### Your objective
All of the data below is to be repeated exactly, except for the pictures.

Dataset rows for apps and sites

»»

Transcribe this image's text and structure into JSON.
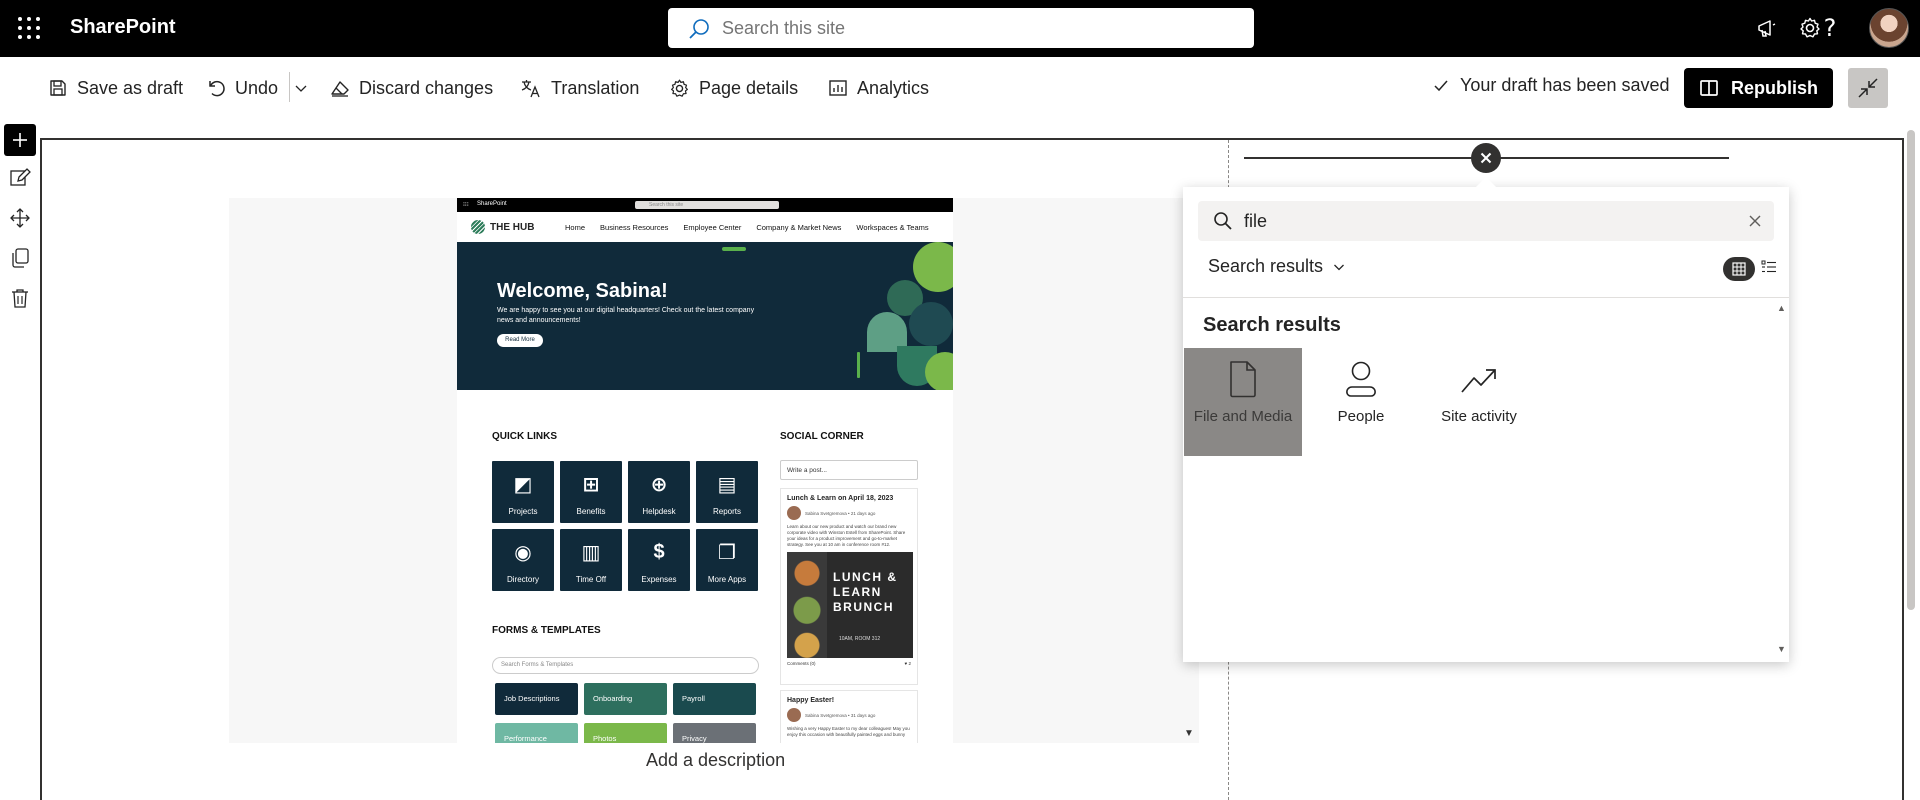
{
  "suite": {
    "app_name": "SharePoint",
    "search_placeholder": "Search this site",
    "icons": [
      "waffle-icon",
      "megaphone-icon",
      "gear-icon",
      "help-icon",
      "avatar"
    ]
  },
  "command_bar": {
    "save_as_draft": "Save as draft",
    "undo": "Undo",
    "discard": "Discard changes",
    "translation": "Translation",
    "page_details": "Page details",
    "analytics": "Analytics",
    "saved_status": "Your draft has been saved",
    "republish": "Republish"
  },
  "canvas": {
    "add_description": "Add a description"
  },
  "preview": {
    "suite_name": "SharePoint",
    "search": "Search this site",
    "logo": "THE HUB",
    "nav": [
      "Home",
      "Business Resources",
      "Employee Center",
      "Company & Market News",
      "Workspaces & Teams"
    ],
    "hero_title": "Welcome, Sabina!",
    "hero_text": "We are happy to see you at our digital headquarters! Check out the latest company news and announcements!",
    "hero_button": "Read More",
    "quick_links_title": "QUICK LINKS",
    "quick_links": [
      "Projects",
      "Benefits",
      "Helpdesk",
      "Reports",
      "Directory",
      "Time Off",
      "Expenses",
      "More Apps"
    ],
    "forms_title": "FORMS & TEMPLATES",
    "forms_search": "Search Forms & Templates",
    "forms": [
      "Job Descriptions",
      "Onboarding",
      "Payroll",
      "Performance",
      "Photos",
      "Privacy"
    ],
    "social_title": "SOCIAL CORNER",
    "write_post": "Write a post...",
    "post1_title": "Lunch & Learn on April 18, 2023",
    "post1_author": "Sabina Svetgremova • 21 days ago",
    "post1_text": "Learn about our new product and watch our brand new corporate video with Winston Estell from SharePoint. Share your ideas for a product improvement and go-to-market strategy. See you at 10 am in conference room #12.",
    "post1_image_text": "LUNCH & LEARN BRUNCH",
    "post1_image_small": "10AM, ROOM 312",
    "post1_comments": "Comments (0)",
    "post1_likes": "2",
    "post2_title": "Happy Easter!",
    "post2_author": "Sabina Svetgremova • 31 days ago",
    "post2_text": "Wishing a very Happy Easter to my dear colleagues! May you enjoy this occasion with beautifully painted eggs and bunny"
  },
  "search_panel": {
    "query": "file",
    "scope": "Search results",
    "results_heading": "Search results",
    "tiles": [
      {
        "label": "File and Media",
        "icon": "file-icon",
        "selected": true
      },
      {
        "label": "People",
        "icon": "person-icon",
        "selected": false
      },
      {
        "label": "Site activity",
        "icon": "trending-icon",
        "selected": false
      }
    ]
  }
}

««

### Written reply
Transcribe this image's text and structure into JSON.
{
  "suite": {
    "app_name": "SharePoint",
    "search_placeholder": "Search this site",
    "icons": [
      "waffle-icon",
      "megaphone-icon",
      "gear-icon",
      "help-icon",
      "avatar"
    ]
  },
  "command_bar": {
    "save_as_draft": "Save as draft",
    "undo": "Undo",
    "discard": "Discard changes",
    "translation": "Translation",
    "page_details": "Page details",
    "analytics": "Analytics",
    "saved_status": "Your draft has been saved",
    "republish": "Republish"
  },
  "canvas": {
    "add_description": "Add a description"
  },
  "preview": {
    "suite_name": "SharePoint",
    "search": "Search this site",
    "logo": "THE HUB",
    "nav": [
      "Home",
      "Business Resources",
      "Employee Center",
      "Company & Market News",
      "Workspaces & Teams"
    ],
    "hero_title": "Welcome, Sabina!",
    "hero_text": "We are happy to see you at our digital headquarters! Check out the latest company news and announcements!",
    "hero_button": "Read More",
    "quick_links_title": "QUICK LINKS",
    "quick_links": [
      "Projects",
      "Benefits",
      "Helpdesk",
      "Reports",
      "Directory",
      "Time Off",
      "Expenses",
      "More Apps"
    ],
    "forms_title": "FORMS & TEMPLATES",
    "forms_search": "Search Forms & Templates",
    "forms": [
      "Job Descriptions",
      "Onboarding",
      "Payroll",
      "Performance",
      "Photos",
      "Privacy"
    ],
    "social_title": "SOCIAL CORNER",
    "write_post": "Write a post...",
    "post1_title": "Lunch & Learn on April 18, 2023",
    "post1_author": "Sabina Svetgremova • 21 days ago",
    "post1_text": "Learn about our new product and watch our brand new corporate video with Winston Estell from SharePoint. Share your ideas for a product improvement and go-to-market strategy. See you at 10 am in conference room #12.",
    "post1_image_text": "LUNCH & LEARN BRUNCH",
    "post1_image_small": "10AM, ROOM 312",
    "post1_comments": "Comments (0)",
    "post1_likes": "2",
    "post2_title": "Happy Easter!",
    "post2_author": "Sabina Svetgremova • 31 days ago",
    "post2_text": "Wishing a very Happy Easter to my dear colleagues! May you enjoy this occasion with beautifully painted eggs and bunny"
  },
  "search_panel": {
    "query": "file",
    "scope": "Search results",
    "results_heading": "Search results",
    "tiles": [
      {
        "label": "File and Media",
        "icon": "file-icon",
        "selected": true
      },
      {
        "label": "People",
        "icon": "person-icon",
        "selected": false
      },
      {
        "label": "Site activity",
        "icon": "trending-icon",
        "selected": false
      }
    ]
  }
}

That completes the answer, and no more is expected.